▸ BRIEF:
Work out how many lines in the entries contain the string "control", and give nothing but that number.

----- GIVEN ENTRIES

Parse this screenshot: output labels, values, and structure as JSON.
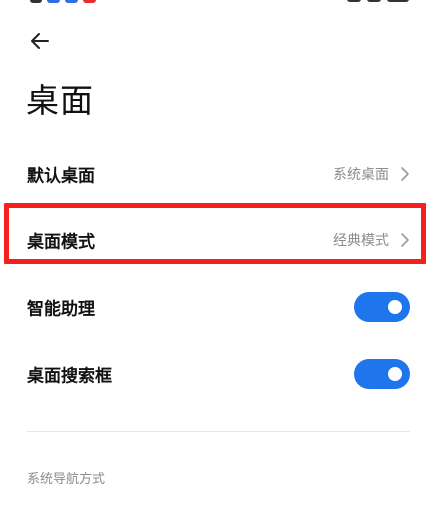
{
  "header": {
    "back_icon": "arrow-left-icon",
    "title": "桌面"
  },
  "settings": [
    {
      "label": "默认桌面",
      "value": "系统桌面",
      "control": "chevron"
    },
    {
      "label": "桌面模式",
      "value": "经典模式",
      "control": "chevron",
      "highlighted": true
    },
    {
      "label": "智能助理",
      "control": "toggle",
      "on": true
    },
    {
      "label": "桌面搜索框",
      "control": "toggle",
      "on": true
    }
  ],
  "section": {
    "title": "系统导航方式"
  },
  "colors": {
    "toggle_on": "#1f75ec",
    "highlight_border": "#f5201c",
    "secondary_text": "#8c8c8c",
    "status_icon_blue": "#2f6fe6",
    "status_icon_red": "#e53030"
  }
}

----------

▸ WRITTEN ANSWER:
4